The U.S. Centers for Medicare and Medicaid Services (CMS) announced the following new regulatory waivers or flexibilities last week (see here): occupational therapists from home health agencies can now perform initial assessments on certain homebound patients; hospice nurses will be relieved of hospice aide in-service training tasks; and hospice aide competency testing will allow use of pseudo patients.
New State Regulatory Waivers
- In an April 10 Dear Administrator Letter (DAL), the state Department of Health (DOH) suspended some key areas of regulation, including many areas expressly requested by HCA related to employee health assessments, performance evaluations and aide training programs. (See the DAL here.) These were summarized in an April 10 alert to the membership. (See also a summary on HCA’s COVID-19 resource page.)
- The New York State Education Department (NYSED) announced some flexibilities on the required 30 minimum clinical hours for home health aide training programs (see here). At least 8 hands-on clinical hours must occur in a home care or assisted living facility but the remaining 22 may be delivered using a remote model and “may be comprised of experiences that meet the curricular program requirements through required skill performance, project-based learning, and experiences which are all taught and supervised by the professional nurse educator.”

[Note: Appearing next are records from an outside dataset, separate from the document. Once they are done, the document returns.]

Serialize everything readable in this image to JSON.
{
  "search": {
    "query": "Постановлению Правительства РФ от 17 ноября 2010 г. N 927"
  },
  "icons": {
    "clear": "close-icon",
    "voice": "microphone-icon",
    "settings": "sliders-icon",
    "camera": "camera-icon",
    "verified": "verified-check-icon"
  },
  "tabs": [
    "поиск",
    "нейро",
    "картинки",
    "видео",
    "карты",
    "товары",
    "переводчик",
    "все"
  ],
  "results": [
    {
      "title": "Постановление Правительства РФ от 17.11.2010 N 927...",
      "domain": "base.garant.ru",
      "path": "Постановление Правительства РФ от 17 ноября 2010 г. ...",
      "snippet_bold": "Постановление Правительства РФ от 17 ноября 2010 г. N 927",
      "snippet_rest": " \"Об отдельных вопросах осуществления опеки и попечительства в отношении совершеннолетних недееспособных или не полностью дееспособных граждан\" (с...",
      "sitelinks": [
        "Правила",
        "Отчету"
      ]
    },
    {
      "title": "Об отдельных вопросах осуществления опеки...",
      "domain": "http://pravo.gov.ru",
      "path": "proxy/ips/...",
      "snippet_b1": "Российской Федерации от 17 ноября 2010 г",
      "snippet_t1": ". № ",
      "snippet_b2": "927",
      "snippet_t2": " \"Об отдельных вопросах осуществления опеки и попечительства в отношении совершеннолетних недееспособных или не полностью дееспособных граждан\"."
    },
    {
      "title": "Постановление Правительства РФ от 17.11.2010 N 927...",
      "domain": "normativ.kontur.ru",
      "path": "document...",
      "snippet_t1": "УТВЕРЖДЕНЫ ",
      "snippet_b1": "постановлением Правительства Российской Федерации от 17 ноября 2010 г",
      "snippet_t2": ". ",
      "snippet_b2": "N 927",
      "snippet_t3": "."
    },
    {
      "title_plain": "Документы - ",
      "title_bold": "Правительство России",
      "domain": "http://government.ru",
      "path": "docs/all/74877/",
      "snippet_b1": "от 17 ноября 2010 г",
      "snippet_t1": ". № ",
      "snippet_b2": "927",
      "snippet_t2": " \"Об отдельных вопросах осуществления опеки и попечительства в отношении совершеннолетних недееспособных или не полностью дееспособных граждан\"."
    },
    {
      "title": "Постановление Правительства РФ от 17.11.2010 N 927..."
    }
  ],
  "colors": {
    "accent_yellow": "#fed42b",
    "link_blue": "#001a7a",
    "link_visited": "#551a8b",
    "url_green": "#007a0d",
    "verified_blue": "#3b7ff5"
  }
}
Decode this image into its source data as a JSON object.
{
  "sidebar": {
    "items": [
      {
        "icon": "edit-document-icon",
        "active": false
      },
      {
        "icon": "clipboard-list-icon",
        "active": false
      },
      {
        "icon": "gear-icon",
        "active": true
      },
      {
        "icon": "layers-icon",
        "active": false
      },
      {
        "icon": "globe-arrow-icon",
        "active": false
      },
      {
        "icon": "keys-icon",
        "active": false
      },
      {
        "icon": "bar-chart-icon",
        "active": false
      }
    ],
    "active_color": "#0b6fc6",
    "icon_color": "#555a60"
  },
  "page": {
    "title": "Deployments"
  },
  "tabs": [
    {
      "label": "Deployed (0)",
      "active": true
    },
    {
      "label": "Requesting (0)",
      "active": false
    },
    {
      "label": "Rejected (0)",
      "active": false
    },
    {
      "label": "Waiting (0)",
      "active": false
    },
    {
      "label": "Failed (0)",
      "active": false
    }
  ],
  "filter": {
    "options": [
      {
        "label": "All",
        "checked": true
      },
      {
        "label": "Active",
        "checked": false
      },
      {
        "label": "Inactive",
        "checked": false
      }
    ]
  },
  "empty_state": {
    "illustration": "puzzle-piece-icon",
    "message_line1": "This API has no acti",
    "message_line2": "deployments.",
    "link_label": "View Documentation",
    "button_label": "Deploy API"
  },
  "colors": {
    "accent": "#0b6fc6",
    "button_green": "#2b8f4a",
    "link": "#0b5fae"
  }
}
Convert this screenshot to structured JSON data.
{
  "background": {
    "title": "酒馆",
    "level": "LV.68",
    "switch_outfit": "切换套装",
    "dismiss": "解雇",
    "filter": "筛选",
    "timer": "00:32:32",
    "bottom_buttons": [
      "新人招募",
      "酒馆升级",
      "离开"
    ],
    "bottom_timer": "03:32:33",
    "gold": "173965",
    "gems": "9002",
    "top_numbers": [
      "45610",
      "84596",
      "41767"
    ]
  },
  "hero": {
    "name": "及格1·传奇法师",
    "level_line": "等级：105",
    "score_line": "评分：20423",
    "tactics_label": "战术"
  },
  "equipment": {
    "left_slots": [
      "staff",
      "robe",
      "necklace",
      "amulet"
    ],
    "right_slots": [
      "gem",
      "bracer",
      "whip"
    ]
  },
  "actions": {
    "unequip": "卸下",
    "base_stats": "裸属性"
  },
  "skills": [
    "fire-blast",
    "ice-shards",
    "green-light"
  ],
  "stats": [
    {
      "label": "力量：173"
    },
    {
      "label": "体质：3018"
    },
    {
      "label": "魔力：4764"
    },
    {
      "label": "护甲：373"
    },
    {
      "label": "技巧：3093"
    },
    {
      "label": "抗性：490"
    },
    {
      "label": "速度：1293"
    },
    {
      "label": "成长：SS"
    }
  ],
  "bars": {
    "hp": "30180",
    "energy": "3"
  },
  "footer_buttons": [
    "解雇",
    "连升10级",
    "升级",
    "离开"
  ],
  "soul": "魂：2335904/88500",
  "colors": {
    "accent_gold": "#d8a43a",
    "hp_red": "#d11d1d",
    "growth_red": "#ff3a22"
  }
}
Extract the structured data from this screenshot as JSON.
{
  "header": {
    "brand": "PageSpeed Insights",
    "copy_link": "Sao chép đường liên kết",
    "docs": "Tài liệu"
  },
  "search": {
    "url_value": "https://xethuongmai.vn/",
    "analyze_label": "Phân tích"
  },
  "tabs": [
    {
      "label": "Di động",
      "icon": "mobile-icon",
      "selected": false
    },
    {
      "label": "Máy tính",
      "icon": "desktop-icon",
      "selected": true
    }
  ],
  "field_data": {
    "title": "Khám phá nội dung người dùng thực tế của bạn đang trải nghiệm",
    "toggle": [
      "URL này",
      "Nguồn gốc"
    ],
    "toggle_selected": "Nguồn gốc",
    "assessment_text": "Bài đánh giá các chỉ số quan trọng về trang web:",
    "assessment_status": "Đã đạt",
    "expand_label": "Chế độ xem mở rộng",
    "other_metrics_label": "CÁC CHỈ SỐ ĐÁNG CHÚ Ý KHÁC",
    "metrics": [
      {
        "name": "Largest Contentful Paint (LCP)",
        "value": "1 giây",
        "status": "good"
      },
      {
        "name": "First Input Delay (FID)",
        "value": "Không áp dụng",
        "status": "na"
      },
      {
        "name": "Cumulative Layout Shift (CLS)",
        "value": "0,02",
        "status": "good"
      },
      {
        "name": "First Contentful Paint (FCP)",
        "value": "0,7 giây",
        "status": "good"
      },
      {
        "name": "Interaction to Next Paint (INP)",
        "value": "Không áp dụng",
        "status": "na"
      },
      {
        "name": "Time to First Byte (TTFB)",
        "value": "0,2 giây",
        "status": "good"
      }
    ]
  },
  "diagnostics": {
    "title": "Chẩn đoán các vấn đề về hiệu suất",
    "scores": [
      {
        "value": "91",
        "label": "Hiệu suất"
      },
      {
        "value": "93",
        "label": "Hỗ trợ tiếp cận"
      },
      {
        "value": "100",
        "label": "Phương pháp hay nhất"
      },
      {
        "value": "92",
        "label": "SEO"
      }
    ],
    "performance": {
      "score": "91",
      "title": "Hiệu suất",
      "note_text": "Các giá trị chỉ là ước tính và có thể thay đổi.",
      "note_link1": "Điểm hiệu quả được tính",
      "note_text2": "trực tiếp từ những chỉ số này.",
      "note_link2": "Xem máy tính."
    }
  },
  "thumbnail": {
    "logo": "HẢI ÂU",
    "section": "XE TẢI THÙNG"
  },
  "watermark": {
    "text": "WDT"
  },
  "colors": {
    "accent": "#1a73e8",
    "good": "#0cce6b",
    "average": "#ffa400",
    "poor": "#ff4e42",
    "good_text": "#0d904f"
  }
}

- The timeframe for a home care organization to submit information into the Home Care Worker Registry is extended for 60 days. (A previous Executive Order extended the time but did not indicate for how long.) See the new update here.
- An April 10 DOH health advisory (see here) waives the requirement that 8 hours of the 16 hours required for supervised practical training must be provided in a patient care setting.
New Guidance Documents for Managed Care, Community-Based Care
DOH last week updated its previous guidance, originally issued on March 18, for Authorization of Community Based Long-Term Services and Supports Covered by Medicaid (“COVID-19 LTSS Guidance”). See the new guidance here.
DOH has also issued a new COVID-19 Guidance for Managed Care Organization Contracting and Surveillance Relief for Managed Long Term Care Plans, Programs of All-Inclusive Care for the Elderly (PACE) and other MCOs (see here) describing some changes to the contract review and approval process as well as changes to surveillance and oversight activities.
OSHA: COVID-19 a Recordable Illness
The Occupational Safety and Health Administration (OSHA) circulated a letter (see here) stressing that COVID-19 is a recordable illness under OSHA’s record-keeping requirements and employers are responsible for recording cases of COVID-19 if the case: is confirmed as a COVID-19 illness; is work-related as defined by 29 CFR 1904.5; and involves one or more of the general recording criteria in 29 CFR 1904.7, such as medical treatment beyond first aid or days away from work.
HCA, VNSNY Lead National Webinar on NY’s COVID-19 Experience for Home Care
HCA’s Communications Director Roger Noyes joined VNSNY Executive Vice President and Chief Administrative Officer Michael Bernstein and VNSNY Vice President of Government Affairs Dan Lowenstein on a national webinar hosted by Home Health Care News on “A COVID-19 Case Study: Lessons Learned from New York’s Home-Based Care Providers.” Once available, HCA will share an archive of the webinar which drew nearly 2,000 registrants from around the nation.